RECORDED INFORMATION:
▽
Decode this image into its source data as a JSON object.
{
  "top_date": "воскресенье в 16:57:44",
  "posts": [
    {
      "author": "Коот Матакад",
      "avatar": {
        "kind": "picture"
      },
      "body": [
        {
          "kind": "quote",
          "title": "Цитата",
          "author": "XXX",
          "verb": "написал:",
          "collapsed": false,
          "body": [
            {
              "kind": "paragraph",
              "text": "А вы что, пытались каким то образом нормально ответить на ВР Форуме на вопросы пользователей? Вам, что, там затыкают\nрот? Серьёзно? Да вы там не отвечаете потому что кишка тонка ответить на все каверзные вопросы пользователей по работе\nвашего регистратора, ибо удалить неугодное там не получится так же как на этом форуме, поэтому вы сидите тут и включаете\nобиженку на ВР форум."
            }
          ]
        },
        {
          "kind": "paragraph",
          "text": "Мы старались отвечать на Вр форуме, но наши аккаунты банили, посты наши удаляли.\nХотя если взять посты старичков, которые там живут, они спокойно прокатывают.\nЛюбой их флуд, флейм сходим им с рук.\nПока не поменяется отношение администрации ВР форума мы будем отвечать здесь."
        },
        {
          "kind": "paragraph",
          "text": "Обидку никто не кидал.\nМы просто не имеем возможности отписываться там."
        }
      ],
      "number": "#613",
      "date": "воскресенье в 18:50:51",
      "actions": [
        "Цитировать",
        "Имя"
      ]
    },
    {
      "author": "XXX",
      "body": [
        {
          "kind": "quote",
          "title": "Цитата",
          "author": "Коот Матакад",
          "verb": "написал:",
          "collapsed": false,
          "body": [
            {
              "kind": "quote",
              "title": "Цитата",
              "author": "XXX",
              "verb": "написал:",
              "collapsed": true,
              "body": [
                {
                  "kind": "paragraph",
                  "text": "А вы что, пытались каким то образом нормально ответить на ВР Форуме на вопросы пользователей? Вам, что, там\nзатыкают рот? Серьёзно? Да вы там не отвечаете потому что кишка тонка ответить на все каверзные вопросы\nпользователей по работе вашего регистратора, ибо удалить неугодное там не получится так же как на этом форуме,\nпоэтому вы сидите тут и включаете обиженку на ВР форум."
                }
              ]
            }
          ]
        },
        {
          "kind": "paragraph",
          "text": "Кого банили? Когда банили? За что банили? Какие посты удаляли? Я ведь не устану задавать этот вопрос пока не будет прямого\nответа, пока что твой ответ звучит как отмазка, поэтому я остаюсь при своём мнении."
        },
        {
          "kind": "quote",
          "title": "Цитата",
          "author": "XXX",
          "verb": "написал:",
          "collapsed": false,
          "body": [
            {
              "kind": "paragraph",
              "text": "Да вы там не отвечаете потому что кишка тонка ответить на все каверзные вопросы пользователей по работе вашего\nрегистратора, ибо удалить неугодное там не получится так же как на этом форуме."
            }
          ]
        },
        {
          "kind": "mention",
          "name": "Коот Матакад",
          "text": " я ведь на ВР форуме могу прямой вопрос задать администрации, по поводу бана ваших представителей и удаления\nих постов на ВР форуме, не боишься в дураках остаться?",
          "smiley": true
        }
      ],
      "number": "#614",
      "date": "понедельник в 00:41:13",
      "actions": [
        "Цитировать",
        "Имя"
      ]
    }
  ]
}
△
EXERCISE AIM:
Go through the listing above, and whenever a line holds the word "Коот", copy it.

SOLUTION FOR THIS TASK:
      "author": "Коот Матакад",
          "author": "Коот Матакад",
          "name": "Коот Матакад",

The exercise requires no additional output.